BEGIN Information given
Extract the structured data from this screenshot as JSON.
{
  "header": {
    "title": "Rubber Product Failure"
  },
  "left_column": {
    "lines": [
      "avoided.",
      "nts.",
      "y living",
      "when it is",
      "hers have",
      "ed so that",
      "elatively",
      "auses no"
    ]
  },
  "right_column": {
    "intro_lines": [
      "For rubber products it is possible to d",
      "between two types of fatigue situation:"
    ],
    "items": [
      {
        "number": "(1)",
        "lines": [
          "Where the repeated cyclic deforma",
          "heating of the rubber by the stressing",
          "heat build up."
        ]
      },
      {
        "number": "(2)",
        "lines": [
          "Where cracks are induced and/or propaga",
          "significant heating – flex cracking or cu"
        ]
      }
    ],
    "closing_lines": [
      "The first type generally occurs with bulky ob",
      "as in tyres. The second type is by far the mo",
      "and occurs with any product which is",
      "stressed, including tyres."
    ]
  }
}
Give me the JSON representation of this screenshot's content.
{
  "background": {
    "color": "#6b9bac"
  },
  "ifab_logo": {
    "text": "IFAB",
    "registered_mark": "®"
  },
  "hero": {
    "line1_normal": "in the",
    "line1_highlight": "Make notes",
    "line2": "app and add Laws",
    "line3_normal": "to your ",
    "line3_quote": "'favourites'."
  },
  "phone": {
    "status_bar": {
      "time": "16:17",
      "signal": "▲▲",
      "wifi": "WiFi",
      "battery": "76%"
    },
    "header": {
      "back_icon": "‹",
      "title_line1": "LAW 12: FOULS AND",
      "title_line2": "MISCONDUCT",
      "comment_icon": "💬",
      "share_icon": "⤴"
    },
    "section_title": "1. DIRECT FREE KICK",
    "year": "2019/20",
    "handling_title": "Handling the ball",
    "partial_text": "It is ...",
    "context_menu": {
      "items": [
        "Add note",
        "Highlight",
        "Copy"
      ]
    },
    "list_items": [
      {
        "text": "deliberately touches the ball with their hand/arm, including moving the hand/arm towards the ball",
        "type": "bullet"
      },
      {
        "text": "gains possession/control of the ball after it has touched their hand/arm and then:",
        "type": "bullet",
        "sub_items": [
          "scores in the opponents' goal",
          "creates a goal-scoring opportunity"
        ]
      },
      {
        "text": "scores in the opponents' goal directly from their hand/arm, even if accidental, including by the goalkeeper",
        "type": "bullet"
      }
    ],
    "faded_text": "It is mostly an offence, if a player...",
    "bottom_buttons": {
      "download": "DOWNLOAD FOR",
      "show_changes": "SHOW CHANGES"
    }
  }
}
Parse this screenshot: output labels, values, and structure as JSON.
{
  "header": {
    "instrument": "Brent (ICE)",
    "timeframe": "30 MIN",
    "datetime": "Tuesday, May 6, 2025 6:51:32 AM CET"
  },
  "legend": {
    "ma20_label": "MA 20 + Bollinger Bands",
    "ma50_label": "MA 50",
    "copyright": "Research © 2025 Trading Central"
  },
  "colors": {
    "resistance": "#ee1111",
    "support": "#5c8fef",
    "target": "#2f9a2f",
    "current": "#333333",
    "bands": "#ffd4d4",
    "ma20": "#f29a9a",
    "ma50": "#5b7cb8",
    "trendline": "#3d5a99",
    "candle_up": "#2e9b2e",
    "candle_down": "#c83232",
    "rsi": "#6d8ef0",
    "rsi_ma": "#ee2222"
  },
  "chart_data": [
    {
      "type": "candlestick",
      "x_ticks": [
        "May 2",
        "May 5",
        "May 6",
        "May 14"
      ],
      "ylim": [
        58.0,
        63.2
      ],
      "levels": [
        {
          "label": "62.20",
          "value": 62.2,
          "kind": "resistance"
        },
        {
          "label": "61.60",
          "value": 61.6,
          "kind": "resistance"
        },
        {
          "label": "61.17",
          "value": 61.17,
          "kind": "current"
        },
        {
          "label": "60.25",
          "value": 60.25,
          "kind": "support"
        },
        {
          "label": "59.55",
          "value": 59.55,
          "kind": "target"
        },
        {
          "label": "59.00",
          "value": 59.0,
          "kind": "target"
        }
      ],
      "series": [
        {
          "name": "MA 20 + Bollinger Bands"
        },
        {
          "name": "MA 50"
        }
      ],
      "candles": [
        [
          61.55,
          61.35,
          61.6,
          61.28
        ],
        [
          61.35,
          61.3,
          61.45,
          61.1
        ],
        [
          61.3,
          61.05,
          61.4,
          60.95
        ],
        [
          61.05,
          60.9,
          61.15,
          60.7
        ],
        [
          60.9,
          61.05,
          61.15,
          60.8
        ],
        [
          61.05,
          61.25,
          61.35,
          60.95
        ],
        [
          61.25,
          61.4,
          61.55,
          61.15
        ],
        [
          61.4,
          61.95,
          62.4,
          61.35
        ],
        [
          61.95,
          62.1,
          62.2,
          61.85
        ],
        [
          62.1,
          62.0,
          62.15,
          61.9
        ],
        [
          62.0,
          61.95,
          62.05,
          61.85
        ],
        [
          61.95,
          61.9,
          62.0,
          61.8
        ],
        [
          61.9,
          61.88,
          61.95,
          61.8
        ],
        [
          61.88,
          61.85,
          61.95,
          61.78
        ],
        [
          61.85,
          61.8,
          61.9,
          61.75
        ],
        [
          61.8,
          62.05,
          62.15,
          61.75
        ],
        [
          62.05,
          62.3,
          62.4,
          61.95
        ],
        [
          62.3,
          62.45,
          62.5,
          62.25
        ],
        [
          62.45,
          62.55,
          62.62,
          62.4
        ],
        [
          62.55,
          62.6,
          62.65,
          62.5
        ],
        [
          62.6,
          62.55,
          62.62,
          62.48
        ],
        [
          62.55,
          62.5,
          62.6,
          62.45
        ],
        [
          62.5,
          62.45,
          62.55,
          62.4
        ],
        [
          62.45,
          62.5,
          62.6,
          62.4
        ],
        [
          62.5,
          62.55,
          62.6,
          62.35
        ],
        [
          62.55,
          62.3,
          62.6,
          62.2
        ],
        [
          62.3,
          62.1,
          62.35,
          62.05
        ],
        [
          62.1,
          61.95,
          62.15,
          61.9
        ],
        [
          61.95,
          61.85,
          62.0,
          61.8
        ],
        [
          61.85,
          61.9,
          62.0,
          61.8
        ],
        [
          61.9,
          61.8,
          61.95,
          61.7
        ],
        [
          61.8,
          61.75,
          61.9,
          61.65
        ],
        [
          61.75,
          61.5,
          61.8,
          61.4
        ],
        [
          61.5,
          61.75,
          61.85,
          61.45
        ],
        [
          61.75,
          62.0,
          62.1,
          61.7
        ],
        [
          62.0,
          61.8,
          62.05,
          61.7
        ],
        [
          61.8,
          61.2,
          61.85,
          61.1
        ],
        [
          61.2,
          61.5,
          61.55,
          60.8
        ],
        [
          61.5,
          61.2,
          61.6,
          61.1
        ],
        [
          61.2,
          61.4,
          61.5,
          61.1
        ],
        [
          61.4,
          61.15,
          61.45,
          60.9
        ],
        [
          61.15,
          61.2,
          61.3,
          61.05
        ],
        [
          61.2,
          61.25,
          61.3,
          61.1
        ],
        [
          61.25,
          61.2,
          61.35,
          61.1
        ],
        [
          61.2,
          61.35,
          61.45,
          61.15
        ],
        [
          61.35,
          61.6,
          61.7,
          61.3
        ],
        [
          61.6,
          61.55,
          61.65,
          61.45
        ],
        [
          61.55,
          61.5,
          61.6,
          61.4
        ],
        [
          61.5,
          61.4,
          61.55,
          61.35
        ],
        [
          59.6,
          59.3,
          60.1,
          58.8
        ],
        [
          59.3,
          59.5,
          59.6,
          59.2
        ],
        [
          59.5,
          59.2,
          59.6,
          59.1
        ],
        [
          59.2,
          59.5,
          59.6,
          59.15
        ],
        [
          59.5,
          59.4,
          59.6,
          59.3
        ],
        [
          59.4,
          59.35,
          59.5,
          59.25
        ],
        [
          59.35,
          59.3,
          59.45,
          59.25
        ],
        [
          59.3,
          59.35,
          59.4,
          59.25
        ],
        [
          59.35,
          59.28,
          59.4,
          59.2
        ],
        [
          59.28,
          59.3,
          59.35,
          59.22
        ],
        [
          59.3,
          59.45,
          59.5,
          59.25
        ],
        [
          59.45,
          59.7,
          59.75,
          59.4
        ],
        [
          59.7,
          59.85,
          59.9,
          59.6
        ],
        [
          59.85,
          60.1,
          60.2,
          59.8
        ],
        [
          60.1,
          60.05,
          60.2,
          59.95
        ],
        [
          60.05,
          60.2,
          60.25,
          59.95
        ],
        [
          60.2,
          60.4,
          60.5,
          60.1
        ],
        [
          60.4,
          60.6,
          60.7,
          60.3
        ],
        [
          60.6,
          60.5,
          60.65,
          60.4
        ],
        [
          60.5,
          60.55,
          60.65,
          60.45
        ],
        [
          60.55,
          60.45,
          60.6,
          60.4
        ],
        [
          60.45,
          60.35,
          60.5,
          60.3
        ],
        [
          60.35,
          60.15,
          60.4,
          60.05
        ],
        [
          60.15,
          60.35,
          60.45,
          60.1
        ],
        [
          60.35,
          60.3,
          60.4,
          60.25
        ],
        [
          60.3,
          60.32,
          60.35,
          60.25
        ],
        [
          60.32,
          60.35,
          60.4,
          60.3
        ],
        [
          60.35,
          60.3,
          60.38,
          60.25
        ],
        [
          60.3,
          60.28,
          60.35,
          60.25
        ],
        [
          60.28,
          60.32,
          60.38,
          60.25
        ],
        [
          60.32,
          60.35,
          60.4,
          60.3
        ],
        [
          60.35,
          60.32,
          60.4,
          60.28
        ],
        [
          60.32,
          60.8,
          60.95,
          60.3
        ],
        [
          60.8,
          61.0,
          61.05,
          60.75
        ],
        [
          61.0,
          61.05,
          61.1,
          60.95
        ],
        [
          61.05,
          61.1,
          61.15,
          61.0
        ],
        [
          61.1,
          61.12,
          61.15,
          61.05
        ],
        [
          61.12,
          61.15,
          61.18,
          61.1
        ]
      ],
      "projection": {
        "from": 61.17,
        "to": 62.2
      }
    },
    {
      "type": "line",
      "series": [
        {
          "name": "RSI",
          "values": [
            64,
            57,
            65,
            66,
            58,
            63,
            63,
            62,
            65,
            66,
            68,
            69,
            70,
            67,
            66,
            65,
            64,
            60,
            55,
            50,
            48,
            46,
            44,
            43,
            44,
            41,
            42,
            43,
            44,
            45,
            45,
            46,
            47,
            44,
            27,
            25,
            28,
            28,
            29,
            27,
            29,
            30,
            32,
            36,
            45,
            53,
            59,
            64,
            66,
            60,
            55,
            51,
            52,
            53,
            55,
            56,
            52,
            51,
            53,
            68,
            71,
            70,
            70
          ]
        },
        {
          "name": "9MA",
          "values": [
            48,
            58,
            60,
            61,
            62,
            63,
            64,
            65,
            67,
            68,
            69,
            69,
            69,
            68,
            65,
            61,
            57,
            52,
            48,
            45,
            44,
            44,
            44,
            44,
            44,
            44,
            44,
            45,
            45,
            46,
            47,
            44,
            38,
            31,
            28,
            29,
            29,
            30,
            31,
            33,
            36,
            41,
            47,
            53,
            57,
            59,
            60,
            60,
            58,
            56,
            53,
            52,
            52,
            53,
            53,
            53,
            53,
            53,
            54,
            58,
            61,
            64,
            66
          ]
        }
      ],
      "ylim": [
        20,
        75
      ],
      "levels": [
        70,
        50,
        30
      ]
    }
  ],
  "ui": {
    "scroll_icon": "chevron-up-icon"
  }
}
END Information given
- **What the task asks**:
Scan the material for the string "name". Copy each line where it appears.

- **Written reply**:
          "name": "MA 20 + Bollinger Bands"
          "name": "MA 50"
          "name": "RSI",
          "name": "9MA",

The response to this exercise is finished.